* _TASK INPUTS_
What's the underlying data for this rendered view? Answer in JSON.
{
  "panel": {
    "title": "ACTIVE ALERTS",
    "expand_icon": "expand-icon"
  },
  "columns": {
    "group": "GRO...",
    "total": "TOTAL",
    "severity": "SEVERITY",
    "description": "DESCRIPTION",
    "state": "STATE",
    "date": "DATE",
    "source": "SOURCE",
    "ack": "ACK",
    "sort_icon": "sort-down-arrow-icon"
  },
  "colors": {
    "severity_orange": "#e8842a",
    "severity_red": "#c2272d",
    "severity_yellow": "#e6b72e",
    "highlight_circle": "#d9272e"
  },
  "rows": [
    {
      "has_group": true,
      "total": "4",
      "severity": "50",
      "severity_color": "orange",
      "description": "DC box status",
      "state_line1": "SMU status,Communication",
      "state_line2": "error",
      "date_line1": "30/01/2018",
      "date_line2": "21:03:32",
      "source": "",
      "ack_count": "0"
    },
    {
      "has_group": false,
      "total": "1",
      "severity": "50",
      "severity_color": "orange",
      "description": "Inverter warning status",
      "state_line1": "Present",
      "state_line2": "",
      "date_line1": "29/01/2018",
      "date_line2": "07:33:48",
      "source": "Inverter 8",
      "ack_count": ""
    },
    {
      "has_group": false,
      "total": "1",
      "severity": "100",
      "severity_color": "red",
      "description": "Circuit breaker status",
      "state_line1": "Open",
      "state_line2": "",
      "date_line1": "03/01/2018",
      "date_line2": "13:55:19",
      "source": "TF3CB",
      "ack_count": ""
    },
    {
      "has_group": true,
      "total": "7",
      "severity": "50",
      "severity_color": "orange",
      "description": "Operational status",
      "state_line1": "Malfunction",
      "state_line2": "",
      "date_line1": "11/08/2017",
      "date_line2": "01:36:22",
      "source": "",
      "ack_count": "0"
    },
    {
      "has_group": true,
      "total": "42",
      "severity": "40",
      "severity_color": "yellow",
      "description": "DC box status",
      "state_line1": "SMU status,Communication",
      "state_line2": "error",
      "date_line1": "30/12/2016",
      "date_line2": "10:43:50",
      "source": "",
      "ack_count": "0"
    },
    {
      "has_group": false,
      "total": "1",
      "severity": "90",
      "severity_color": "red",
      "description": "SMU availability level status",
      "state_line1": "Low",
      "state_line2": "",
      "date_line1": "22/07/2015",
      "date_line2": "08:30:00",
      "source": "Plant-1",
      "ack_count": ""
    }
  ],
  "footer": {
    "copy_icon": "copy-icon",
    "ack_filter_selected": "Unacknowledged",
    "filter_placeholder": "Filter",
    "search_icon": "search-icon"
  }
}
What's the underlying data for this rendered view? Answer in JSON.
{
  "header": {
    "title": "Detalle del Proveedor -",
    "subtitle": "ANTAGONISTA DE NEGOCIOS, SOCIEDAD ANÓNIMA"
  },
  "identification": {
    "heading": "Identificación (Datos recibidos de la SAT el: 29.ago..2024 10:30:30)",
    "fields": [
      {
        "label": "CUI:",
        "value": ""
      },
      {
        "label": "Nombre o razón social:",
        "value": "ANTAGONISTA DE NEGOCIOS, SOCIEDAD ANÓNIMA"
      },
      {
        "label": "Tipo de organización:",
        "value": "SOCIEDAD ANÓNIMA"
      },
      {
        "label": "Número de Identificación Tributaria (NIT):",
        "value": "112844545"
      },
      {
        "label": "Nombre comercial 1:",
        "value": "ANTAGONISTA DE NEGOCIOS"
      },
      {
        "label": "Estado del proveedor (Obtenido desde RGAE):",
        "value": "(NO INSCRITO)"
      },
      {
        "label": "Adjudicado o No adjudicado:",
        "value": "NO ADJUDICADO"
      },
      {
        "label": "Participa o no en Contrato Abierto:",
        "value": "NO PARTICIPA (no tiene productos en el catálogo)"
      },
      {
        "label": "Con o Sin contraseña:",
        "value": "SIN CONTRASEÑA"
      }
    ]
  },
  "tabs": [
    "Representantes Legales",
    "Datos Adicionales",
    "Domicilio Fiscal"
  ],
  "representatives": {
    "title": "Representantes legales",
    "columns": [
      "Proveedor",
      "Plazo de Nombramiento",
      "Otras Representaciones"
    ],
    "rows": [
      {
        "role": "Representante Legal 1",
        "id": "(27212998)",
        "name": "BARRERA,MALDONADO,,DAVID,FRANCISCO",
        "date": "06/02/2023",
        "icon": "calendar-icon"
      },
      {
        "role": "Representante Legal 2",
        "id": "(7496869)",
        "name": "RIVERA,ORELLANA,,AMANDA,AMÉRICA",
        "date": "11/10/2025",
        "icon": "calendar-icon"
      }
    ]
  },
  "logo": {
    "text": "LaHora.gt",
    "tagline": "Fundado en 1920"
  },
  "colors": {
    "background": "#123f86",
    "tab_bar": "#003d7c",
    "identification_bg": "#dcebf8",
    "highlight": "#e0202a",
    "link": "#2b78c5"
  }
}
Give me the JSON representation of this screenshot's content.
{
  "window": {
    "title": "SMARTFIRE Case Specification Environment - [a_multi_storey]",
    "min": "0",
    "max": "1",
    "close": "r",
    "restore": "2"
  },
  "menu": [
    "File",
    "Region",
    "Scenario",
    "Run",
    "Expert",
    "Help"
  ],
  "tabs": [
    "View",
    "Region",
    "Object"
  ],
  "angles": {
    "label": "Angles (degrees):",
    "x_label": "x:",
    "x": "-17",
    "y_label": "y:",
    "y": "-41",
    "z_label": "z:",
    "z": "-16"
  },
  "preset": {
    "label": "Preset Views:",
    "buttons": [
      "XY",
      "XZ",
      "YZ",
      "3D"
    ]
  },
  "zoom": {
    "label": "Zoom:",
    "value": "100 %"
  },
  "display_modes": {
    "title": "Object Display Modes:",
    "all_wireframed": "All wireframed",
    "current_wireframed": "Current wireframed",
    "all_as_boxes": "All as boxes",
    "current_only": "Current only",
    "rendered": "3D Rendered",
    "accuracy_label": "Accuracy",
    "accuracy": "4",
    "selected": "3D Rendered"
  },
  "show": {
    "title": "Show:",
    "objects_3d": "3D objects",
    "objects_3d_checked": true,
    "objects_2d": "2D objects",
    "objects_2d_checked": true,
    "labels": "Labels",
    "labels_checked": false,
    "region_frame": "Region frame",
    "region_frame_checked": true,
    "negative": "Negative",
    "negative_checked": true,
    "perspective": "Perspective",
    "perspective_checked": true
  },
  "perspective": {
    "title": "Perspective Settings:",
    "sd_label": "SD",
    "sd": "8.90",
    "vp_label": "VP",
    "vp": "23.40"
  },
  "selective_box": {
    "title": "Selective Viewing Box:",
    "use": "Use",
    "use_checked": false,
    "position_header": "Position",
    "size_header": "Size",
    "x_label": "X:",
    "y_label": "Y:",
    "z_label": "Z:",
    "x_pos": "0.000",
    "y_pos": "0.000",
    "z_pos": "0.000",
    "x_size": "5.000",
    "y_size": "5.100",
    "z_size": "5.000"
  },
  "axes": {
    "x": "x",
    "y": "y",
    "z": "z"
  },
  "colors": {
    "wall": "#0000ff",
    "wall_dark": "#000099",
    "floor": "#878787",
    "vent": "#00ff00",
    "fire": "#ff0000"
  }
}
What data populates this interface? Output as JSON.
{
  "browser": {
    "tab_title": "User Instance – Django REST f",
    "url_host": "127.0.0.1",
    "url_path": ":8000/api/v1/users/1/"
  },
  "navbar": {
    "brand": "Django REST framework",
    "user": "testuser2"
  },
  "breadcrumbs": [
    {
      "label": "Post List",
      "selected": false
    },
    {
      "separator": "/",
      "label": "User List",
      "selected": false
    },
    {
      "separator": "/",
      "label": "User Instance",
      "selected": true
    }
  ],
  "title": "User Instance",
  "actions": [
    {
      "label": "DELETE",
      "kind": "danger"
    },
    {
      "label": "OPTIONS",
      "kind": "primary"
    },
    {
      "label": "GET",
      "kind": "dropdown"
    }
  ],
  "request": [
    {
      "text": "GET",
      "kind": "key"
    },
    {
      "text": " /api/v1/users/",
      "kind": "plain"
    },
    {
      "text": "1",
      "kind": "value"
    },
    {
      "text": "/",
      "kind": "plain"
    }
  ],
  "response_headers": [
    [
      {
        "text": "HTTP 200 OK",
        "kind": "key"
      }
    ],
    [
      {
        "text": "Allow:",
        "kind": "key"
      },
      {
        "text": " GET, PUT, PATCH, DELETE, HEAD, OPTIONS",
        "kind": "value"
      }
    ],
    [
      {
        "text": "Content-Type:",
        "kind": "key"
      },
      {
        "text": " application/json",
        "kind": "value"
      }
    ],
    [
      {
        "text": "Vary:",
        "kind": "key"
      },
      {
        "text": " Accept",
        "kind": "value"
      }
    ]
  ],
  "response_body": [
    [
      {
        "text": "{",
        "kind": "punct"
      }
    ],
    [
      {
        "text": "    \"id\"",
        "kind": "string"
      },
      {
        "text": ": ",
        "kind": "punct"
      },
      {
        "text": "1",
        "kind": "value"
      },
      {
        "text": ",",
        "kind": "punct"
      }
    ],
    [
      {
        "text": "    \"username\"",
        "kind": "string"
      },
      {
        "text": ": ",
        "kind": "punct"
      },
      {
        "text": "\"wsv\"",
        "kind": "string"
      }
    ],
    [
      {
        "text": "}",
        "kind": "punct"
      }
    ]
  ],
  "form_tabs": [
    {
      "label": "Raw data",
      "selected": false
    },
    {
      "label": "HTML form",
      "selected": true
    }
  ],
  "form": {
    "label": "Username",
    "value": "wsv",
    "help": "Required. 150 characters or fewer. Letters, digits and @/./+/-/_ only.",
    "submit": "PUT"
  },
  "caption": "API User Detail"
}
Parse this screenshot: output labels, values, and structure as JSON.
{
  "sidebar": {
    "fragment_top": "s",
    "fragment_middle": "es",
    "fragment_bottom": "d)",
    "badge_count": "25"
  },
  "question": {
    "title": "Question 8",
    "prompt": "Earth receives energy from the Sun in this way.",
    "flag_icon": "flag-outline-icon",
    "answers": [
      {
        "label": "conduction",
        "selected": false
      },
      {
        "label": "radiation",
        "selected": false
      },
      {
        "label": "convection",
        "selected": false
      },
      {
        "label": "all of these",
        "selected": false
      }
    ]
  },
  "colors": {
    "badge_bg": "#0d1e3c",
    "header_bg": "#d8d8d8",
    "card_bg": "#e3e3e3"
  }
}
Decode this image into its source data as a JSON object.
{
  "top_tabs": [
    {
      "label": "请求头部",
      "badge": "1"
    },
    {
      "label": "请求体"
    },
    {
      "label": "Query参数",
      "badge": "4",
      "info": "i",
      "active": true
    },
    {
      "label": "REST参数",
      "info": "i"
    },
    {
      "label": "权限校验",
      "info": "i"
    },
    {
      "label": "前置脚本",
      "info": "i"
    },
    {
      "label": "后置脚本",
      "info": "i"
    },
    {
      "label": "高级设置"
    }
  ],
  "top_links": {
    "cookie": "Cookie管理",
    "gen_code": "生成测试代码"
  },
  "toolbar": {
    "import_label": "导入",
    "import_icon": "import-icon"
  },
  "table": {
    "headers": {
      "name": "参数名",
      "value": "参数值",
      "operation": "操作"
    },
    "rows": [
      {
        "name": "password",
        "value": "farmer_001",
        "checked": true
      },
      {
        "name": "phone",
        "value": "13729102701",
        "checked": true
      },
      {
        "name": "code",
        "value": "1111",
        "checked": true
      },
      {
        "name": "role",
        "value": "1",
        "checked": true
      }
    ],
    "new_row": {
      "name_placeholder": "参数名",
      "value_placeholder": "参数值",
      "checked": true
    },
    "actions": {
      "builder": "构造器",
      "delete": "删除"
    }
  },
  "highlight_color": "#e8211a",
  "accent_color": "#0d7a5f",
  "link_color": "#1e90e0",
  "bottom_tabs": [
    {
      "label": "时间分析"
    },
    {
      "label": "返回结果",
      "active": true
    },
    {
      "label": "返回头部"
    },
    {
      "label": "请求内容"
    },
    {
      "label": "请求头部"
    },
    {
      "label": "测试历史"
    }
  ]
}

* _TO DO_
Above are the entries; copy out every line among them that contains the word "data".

* _RESULT FOR THIS TASK_
What's the underlying data for this rendered view? Answer in JSON.
What's the underlying data for this rendered view? Answer in JSON.
What data populates this interface? Output as JSON.
      "label": "Raw data",
Decode this image into its source data as a JSON object.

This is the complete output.